(redirected from Burqua)
Also found in: Dictionary.
Graphic Thesaurus  🔍
Display ON
Animation ON
Legend
Synonym
Antonym
Related
  • noun

Synonyms for burqa

a loose garment (usually with veiled holes for the eyes) worn by Muslim women especially in India and Pakistan

Synonyms

Related Words

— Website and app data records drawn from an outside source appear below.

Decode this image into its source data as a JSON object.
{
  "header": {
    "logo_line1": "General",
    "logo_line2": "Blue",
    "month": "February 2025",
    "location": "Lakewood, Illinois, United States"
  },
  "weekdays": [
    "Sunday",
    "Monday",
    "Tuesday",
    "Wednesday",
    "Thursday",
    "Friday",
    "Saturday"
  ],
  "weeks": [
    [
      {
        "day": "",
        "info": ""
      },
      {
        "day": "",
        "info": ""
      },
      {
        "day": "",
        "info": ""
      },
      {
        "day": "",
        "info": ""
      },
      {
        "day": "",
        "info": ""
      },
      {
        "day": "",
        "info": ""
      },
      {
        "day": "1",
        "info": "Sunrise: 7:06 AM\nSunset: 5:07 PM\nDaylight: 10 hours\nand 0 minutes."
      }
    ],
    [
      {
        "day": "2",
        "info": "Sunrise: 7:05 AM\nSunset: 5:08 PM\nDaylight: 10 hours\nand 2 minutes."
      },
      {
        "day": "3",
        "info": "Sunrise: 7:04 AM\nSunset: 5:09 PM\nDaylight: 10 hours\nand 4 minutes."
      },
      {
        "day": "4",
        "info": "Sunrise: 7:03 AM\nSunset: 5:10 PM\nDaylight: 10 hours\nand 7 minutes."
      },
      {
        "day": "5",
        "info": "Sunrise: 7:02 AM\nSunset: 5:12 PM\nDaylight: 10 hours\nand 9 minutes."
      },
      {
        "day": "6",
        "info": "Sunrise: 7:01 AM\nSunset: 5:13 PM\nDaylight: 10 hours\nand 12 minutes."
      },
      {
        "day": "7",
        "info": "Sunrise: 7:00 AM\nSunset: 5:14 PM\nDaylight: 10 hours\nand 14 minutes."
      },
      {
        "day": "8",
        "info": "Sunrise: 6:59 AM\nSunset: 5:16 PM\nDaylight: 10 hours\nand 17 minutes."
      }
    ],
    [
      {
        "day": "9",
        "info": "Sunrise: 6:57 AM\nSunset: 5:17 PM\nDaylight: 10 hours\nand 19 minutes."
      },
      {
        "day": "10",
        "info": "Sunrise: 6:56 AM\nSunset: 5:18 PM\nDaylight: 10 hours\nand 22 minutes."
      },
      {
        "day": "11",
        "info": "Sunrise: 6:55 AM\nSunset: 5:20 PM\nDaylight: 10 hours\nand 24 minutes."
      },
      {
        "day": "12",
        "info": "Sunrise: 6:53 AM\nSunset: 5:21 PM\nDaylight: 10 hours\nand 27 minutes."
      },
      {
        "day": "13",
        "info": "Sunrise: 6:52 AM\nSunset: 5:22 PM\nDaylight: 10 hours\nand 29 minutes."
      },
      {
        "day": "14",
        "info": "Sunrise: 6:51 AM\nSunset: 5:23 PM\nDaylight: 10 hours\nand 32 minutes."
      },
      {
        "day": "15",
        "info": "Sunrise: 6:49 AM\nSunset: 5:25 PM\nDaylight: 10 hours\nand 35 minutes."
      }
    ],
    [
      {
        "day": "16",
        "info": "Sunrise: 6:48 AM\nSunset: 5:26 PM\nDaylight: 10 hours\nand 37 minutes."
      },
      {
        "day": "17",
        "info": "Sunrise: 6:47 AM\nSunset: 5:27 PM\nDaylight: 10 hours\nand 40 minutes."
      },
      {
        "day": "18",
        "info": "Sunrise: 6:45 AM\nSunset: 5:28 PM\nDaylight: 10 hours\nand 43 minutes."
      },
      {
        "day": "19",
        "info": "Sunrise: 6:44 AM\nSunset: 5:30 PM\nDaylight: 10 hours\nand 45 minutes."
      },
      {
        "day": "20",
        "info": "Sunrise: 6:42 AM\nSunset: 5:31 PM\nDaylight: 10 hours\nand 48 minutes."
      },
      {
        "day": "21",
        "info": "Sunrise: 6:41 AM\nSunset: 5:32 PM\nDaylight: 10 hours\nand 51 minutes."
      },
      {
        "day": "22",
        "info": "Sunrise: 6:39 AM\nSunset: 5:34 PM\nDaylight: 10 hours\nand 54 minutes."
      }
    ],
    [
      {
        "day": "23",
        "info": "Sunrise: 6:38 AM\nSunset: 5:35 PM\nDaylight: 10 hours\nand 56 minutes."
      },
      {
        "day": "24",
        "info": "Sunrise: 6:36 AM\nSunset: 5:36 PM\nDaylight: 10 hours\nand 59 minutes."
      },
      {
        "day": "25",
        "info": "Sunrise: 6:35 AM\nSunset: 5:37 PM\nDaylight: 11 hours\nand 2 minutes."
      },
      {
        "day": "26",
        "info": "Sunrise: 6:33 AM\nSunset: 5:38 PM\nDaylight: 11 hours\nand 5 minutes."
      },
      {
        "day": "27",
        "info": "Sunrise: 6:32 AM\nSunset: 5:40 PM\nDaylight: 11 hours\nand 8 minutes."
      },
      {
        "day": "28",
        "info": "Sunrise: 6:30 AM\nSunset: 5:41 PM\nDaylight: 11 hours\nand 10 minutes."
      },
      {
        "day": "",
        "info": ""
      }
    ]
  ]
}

References in periodicals archive ?
Purcell said she wore a burqua in tribal territories in order to not call attention to the fact that she was a foreigner, and she learned to speak some Pashto and Dari.
The playwright has her act on her romance, even if it means going to an unimaginably awful place, where she can take on the burqua, submit to a husband as his second or third wife, devote herself, unthinking like a teenager in a madrassa, to committing the entire Koran to memory.
As Act 2 opens, we see him as the impresario of what seems to be an outrageous lie: that the Homebody is not only dead, but she literally has been torn limb from limb by the "rough boys" of Kabul, who have caught her improperly dressed without a burqua and in possession of debauched Western music.
On the morning of November 13, after numerous feints and burqua disguises to get there, BBC correspondent John Simpson entered the Afghani capital a few steps ahead of the victorious Northern Alliance forces.
Since the Taliban took power in 1996, women have had to wear burqua and have been beaten and stoned in public for not having the proper attire, even if this means simply not having the mesh covering in front of their eyes.
At one of the rare hospitals for women, a reporter found still, nearly lifeless bodies lying motionless on top of beds, wrapped in their burqua, unwilling to speak, eat, or do anything, but slowly wasting away.
The burqua (veil) has been mandatory since 1996, and women may be beaten or stoned to death for not wearing the appropriate attire, even if the tightly woven lace insert is not in front of their eyes.
The concealment of female bodies under the burqua was a major focus of attention for British reporting on Afghan women during Operation Enduring Freedom, 2001.
As recent news media coverage of the burqua shows, there is a clear need to complicate British popular understandings of the garment.
Michel Peyrard, a reporter for the French weekly Paris Match, thought hiding under a burqua, the head-to-toe shroud that women are required to wear in public, would provide adequate cover.
"Before this day, I was praying for the time when my daughter would wear the burqua," Sardar tells me.
So the women are cast into purdah, forced to wear the burqua, an all- enveloping shroud.